Sixth International Conference on Spoken Language Processing
(ICSLP 2000)

Beijing, China
October 16-20, 2000

Visual Lipreading of Voicing for French Stop Consonants

C. Colin (1), Monique Radeau (1,2), Didier Demolin (1), A. Soquet (1)

(1) Free University of Brussels, Belgium
(2) National Fund for Scientific Research, Brussels, Belgium

This study examined whether visually presented bilabials consonants are better identified than velars in a CV (C = consonant; V = vowel) or VCV context. We also investigated whether voiced and voiceless consonants sharing a same place and manner of articulation could be differentiated from each other with visual cues only. Although it is generally assumed that voicing is mainly mediated by the auditory modality, one cannot discard the possibility that the production of a voiced stop consonant produces a pattern of facial cues that could be detectable visually. Two pairs of stop consonants (/b/-/p/ and /g/-/k/) were articulated by a man and by a woman speaker in two syllabic contexts (CV monosyllables or VCV bisyllables). The bisyllables were uttered according to three speaking rates: slow, medial and fast.
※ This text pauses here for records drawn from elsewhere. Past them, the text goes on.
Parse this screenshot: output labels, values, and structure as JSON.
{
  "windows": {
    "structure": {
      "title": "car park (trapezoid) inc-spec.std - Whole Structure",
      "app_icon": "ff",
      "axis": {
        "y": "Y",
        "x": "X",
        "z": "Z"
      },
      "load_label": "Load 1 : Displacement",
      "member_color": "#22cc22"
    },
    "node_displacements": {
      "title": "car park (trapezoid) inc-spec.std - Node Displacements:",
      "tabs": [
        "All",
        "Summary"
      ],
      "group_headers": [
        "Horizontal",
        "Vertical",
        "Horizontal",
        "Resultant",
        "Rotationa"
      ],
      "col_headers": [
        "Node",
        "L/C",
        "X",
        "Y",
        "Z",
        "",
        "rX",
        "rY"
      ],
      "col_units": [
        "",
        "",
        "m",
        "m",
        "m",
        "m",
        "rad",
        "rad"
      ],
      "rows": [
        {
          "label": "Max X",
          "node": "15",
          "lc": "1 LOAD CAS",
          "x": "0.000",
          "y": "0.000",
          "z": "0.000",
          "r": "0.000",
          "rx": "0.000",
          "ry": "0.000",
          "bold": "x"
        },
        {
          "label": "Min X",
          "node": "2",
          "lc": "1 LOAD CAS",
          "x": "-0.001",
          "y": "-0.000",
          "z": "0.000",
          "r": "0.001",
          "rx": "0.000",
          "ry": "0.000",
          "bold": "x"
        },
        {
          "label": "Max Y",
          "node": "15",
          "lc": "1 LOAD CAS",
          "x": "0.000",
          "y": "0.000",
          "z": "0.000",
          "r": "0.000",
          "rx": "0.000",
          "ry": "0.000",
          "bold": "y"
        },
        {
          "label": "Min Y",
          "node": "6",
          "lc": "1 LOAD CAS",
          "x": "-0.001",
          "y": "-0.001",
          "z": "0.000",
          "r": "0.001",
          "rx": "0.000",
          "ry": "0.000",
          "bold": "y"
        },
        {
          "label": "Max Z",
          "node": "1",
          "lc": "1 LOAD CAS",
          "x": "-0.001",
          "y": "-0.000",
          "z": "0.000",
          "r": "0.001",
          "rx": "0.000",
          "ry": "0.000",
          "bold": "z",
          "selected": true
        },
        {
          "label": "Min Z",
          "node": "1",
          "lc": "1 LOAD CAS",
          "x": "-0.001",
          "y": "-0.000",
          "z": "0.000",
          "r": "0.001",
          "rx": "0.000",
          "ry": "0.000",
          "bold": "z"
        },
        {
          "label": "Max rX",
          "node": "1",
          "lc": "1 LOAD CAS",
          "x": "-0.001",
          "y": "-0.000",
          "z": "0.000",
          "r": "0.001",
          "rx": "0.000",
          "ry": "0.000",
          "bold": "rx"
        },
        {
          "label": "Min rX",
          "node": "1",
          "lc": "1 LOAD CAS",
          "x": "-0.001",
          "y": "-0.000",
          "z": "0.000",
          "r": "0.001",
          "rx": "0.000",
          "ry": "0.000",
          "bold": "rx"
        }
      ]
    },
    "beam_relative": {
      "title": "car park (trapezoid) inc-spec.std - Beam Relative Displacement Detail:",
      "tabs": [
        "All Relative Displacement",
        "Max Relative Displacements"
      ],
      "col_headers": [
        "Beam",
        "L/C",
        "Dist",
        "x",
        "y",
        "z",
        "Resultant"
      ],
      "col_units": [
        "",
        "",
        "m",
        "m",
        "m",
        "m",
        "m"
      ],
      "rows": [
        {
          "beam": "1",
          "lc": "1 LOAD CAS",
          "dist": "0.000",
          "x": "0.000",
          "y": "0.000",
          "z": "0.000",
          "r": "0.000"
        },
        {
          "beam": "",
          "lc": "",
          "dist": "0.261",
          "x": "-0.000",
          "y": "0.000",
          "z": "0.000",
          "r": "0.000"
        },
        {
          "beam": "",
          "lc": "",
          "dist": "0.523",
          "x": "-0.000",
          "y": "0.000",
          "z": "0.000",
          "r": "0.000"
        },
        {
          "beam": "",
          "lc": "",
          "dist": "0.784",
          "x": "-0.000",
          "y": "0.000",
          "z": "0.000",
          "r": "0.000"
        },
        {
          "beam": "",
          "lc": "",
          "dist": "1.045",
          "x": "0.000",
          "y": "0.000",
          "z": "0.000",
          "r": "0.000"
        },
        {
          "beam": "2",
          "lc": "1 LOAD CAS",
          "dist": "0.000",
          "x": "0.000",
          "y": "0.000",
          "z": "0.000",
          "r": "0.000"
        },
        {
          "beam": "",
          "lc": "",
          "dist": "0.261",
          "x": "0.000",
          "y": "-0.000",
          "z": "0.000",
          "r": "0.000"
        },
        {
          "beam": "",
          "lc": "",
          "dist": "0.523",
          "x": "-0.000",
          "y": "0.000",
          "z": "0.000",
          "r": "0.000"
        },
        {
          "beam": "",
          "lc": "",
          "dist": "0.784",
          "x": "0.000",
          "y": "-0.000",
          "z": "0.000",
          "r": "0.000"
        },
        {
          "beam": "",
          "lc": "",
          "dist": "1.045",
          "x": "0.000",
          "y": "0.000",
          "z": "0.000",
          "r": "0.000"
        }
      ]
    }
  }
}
The materials were edited on a videotape and presented on a TV screen without sound. After each trial, participants had to choose between several written possibilities what they had perceived. Percentage of correct identifications reached 42% on average for the four consonants. Errors mostly consisted in voicing confusions (37%). Place of articulation confusions occurred in only 8% of the cases. Correct identifications were more numerous for bilabials than for velars but more particularly for monosyllables. Voiced consonants were better identidified than voiceless in both syllabic contexts, but especially for velars. This suggests that some voicing distinction is possible on the basis of visual cues.


Full Paper

Bibliographic reference.  Colin, C. / Radeau, Monique / Demolin, Didier / Soquet, A. (2000): "Visual lipreading of voicing for French stop consonants", In ICSLP-2000, vol.2, 583-586.